The appeals process begins after your insurance company gives you an "adverse determination" letter. This letter must come within three days of the initial utilization review and must include the reasons your request was denied, information on how this denial can be appealed and information on how to obtain the company's clinical review criteria. Once you've received this letter, you have the option to file an appeal.
The first step may be obvious -- call your insurance company to say you want to file an appeal. If you leave a message with this information, the insurance company is required to return your call within one business day. At this point you can choose an expedited or standard review of the appeal. Normally, you'd want an expedited review when the denied medical coverage is needed immediately. Pick the standard review if you don't need the coverage immediately or if an expedited review is denied.
Once the appeal begins, you or your provider may have to provide the insurance company with additional medical information. This information should be reviewed by the insurance company or outsourced to a utilization review organization. Licensed and registered utilization review agents (usually physicians or other health care providers) who know about your particular condition must make this decision.
After you've handed over all the requested information, the insurance company must respond to your appeal within a set time frame. For expedited appeals, you should receive a decision within two business days. With a standard appeal, the decision should be issued within 60 days. These time frames can prove extremely important -- if your plan does not respond within the set time line, the initial denial of coverage is automatically reversed and your insurance company must pay for the services. So be sure to keep track of what you sent and when you sent it.
If your appeal is denied, your insurance company is required to send you a "final adverse determination" letter. This document should include the specific reasons for the denial, along with any necessary medical explanations. It should also provide information on how you can receive a copy of the insurance company's clinical review criteria. Finally, depending on your state's laws, the letter may include information on how to make an external appeal that involves a third-party decision-maker, usually an independent review organization.

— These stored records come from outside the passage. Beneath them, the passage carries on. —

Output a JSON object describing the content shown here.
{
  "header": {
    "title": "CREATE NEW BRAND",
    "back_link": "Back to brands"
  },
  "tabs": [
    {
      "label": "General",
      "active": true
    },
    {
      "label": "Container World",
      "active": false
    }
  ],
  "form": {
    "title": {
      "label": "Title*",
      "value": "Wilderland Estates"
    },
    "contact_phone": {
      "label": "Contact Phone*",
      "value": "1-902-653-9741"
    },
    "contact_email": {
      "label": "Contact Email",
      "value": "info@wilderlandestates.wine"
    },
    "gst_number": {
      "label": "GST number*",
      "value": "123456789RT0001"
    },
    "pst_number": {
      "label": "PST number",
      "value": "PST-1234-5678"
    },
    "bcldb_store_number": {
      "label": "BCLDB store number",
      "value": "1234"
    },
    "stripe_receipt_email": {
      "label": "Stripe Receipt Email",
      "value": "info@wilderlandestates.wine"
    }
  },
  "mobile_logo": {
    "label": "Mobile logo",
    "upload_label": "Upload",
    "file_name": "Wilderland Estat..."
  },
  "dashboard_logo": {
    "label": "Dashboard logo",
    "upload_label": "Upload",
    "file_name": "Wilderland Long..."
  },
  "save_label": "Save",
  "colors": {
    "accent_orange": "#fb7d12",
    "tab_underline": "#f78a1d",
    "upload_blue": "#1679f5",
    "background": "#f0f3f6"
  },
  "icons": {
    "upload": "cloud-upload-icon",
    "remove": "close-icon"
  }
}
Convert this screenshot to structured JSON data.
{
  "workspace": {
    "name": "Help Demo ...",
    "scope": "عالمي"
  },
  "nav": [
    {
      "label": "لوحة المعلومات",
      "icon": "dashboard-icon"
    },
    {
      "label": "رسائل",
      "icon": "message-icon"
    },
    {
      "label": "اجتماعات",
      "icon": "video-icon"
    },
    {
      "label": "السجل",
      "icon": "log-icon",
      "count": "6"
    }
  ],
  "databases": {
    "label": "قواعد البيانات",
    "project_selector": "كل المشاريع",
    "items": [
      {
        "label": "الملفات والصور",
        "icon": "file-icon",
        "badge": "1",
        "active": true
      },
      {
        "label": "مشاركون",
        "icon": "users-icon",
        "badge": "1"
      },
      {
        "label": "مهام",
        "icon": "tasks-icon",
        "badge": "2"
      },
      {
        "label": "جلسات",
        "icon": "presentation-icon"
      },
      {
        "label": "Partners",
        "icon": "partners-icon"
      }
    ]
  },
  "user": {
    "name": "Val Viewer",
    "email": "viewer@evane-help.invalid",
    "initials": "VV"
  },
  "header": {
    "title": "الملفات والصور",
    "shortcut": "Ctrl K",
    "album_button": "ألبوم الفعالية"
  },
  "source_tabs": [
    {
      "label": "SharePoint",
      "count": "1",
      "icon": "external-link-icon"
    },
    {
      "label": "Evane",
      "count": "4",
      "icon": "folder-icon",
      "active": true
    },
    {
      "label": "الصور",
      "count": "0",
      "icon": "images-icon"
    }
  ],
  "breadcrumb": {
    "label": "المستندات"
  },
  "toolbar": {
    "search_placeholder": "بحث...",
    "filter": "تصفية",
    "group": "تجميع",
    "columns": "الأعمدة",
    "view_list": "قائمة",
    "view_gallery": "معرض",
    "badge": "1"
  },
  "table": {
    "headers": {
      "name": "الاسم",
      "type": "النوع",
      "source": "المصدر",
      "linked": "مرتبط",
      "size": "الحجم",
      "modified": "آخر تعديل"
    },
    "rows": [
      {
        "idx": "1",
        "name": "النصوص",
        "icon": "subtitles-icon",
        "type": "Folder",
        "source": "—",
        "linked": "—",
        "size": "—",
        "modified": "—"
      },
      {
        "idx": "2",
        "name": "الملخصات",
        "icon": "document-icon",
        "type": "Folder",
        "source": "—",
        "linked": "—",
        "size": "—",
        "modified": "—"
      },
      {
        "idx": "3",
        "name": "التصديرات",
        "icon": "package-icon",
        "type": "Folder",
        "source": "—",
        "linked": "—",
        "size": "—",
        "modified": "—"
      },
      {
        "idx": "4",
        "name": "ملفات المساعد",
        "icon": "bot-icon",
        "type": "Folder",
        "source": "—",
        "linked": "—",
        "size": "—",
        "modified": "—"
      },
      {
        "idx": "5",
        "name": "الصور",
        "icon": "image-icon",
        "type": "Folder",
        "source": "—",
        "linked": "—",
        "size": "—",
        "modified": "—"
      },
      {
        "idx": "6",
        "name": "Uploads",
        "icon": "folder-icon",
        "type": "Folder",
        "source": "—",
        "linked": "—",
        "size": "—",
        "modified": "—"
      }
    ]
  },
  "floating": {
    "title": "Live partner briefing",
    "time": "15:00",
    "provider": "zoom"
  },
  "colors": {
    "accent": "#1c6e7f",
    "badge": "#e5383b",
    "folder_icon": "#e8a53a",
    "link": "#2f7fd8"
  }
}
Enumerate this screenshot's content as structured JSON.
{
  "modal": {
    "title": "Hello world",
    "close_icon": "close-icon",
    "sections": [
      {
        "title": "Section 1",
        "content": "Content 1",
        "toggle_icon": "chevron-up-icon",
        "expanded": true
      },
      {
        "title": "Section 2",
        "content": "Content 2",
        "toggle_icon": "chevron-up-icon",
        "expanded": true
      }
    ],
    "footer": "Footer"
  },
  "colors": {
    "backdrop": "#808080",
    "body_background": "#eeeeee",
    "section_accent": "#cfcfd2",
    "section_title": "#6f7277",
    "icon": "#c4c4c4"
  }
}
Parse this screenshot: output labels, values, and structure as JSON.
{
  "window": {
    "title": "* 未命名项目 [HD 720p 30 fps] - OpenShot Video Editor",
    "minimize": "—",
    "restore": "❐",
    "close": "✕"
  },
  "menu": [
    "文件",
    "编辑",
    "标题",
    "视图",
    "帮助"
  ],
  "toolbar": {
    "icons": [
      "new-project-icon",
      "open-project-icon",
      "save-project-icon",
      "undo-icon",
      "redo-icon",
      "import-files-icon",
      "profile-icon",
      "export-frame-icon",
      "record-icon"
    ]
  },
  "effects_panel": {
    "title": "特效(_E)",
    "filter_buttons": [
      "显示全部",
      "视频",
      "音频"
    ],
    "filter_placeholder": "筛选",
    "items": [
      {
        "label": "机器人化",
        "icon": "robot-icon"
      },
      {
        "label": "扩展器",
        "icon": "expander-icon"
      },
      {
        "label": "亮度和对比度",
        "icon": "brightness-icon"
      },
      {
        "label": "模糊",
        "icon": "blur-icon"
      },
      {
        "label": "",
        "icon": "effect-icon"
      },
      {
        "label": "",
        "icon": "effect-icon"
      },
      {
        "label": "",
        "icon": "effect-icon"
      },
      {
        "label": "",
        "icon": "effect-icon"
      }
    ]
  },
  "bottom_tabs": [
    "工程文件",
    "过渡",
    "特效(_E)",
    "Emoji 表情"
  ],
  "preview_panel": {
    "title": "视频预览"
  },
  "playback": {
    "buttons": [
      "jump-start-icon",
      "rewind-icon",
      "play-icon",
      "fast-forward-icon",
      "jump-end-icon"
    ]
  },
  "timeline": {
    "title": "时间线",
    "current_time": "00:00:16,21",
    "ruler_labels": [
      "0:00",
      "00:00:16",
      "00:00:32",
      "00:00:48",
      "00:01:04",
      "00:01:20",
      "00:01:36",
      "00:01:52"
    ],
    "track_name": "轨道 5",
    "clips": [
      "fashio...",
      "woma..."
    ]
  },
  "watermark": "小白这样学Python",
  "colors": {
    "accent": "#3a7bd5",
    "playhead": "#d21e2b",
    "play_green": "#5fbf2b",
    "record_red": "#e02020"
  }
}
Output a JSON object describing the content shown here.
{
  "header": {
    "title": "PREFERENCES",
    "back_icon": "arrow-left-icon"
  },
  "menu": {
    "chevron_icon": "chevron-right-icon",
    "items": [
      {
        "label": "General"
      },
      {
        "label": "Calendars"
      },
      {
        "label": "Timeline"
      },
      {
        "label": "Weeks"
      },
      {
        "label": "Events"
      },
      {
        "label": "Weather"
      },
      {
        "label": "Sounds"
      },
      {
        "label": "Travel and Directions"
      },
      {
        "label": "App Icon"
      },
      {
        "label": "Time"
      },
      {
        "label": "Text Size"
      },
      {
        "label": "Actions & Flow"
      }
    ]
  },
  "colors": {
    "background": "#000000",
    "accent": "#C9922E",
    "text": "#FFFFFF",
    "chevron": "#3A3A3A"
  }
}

For more information about utilization reviews, take a look at the links on the next page.